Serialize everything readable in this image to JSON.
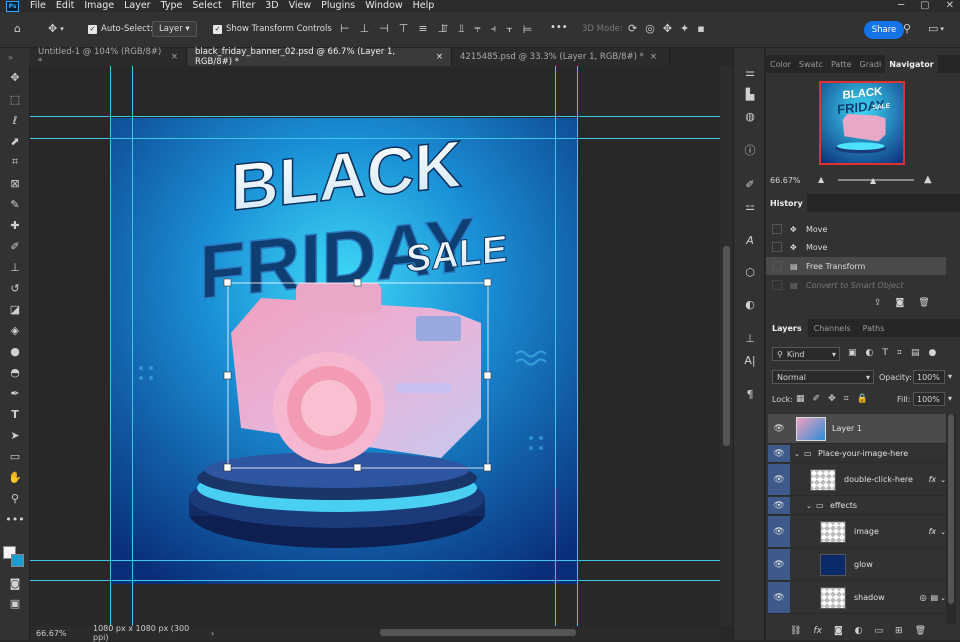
{
  "menu": [
    "File",
    "Edit",
    "Image",
    "Layer",
    "Type",
    "Select",
    "Filter",
    "3D",
    "View",
    "Plugins",
    "Window",
    "Help"
  ],
  "app_logo": "Ps",
  "options": {
    "auto_select_label": "Auto-Select:",
    "auto_select_value": "Layer",
    "show_transform_label": "Show Transform Controls",
    "mode_3d_label": "3D Mode:",
    "share_label": "Share",
    "more": "•••"
  },
  "tabs": [
    {
      "label": "Untitled-1 @ 104% (RGB/8#) *",
      "close": "×"
    },
    {
      "label": "black_friday_banner_02.psd @ 66.7% (Layer 1, RGB/8#) *",
      "close": "×"
    },
    {
      "label": "4215485.psd @ 33.3% (Layer 1, RGB/8#) *",
      "close": "×"
    }
  ],
  "artwork": {
    "line1": "BLACK",
    "line2": "FRIDAY",
    "line3": "SALE"
  },
  "status": {
    "zoom": "66.67%",
    "doc_info": "1080 px x 1080 px (300 ppi)",
    "arrow": "›"
  },
  "navigator": {
    "tabs": [
      "Color",
      "Swatc",
      "Patte",
      "Gradi",
      "Navigator"
    ],
    "zoom": "66.67%"
  },
  "history": {
    "title": "History",
    "items": [
      "Move",
      "Move",
      "Free Transform",
      "Convert to Smart Object"
    ]
  },
  "layers": {
    "tabs": [
      "Layers",
      "Channels",
      "Paths"
    ],
    "kind_label": "Kind",
    "blend_mode": "Normal",
    "opacity_label": "Opacity:",
    "opacity_value": "100%",
    "lock_label": "Lock:",
    "fill_label": "Fill:",
    "fill_value": "100%",
    "rows": [
      {
        "name": "Layer 1",
        "fx": ""
      },
      {
        "name": "Place-your-image-here",
        "fx": ""
      },
      {
        "name": "double-click-here",
        "fx": "fx"
      },
      {
        "name": "effects",
        "fx": ""
      },
      {
        "name": "image",
        "fx": "fx"
      },
      {
        "name": "glow",
        "fx": ""
      },
      {
        "name": "shadow",
        "fx": ""
      }
    ]
  },
  "colors": {
    "accent": "#31a8ff",
    "guide": "#3ec6e6",
    "bg_blue": "#1a8fd6",
    "selected_row": "#4a4a4a",
    "layer_blue": "#3d5a8a"
  }
}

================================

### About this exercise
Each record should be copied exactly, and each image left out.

### Expected answer
Serialize everything readable in this image to JSON.
{
  "menu": [
    "File",
    "Edit",
    "Image",
    "Layer",
    "Type",
    "Select",
    "Filter",
    "3D",
    "View",
    "Plugins",
    "Window",
    "Help"
  ],
  "app_logo": "Ps",
  "options": {
    "auto_select_label": "Auto-Select:",
    "auto_select_value": "Layer",
    "show_transform_label": "Show Transform Controls",
    "mode_3d_label": "3D Mode:",
    "share_label": "Share",
    "more": "•••"
  },
  "tabs": [
    {
      "label": "Untitled-1 @ 104% (RGB/8#) *",
      "close": "×"
    },
    {
      "label": "black_friday_banner_02.psd @ 66.7% (Layer 1, RGB/8#) *",
      "close": "×"
    },
    {
      "label": "4215485.psd @ 33.3% (Layer 1, RGB/8#) *",
      "close": "×"
    }
  ],
  "artwork": {
    "line1": "BLACK",
    "line2": "FRIDAY",
    "line3": "SALE"
  },
  "status": {
    "zoom": "66.67%",
    "doc_info": "1080 px x 1080 px (300 ppi)",
    "arrow": "›"
  },
  "navigator": {
    "tabs": [
      "Color",
      "Swatc",
      "Patte",
      "Gradi",
      "Navigator"
    ],
    "zoom": "66.67%"
  },
  "history": {
    "title": "History",
    "items": [
      "Move",
      "Move",
      "Free Transform",
      "Convert to Smart Object"
    ]
  },
  "layers": {
    "tabs": [
      "Layers",
      "Channels",
      "Paths"
    ],
    "kind_label": "Kind",
    "blend_mode": "Normal",
    "opacity_label": "Opacity:",
    "opacity_value": "100%",
    "lock_label": "Lock:",
    "fill_label": "Fill:",
    "fill_value": "100%",
    "rows": [
      {
        "name": "Layer 1",
        "fx": ""
      },
      {
        "name": "Place-your-image-here",
        "fx": ""
      },
      {
        "name": "double-click-here",
        "fx": "fx"
      },
      {
        "name": "effects",
        "fx": ""
      },
      {
        "name": "image",
        "fx": "fx"
      },
      {
        "name": "glow",
        "fx": ""
      },
      {
        "name": "shadow",
        "fx": ""
      }
    ]
  },
  "colors": {
    "accent": "#31a8ff",
    "guide": "#3ec6e6",
    "bg_blue": "#1a8fd6",
    "selected_row": "#4a4a4a",
    "layer_blue": "#3d5a8a"
  }
}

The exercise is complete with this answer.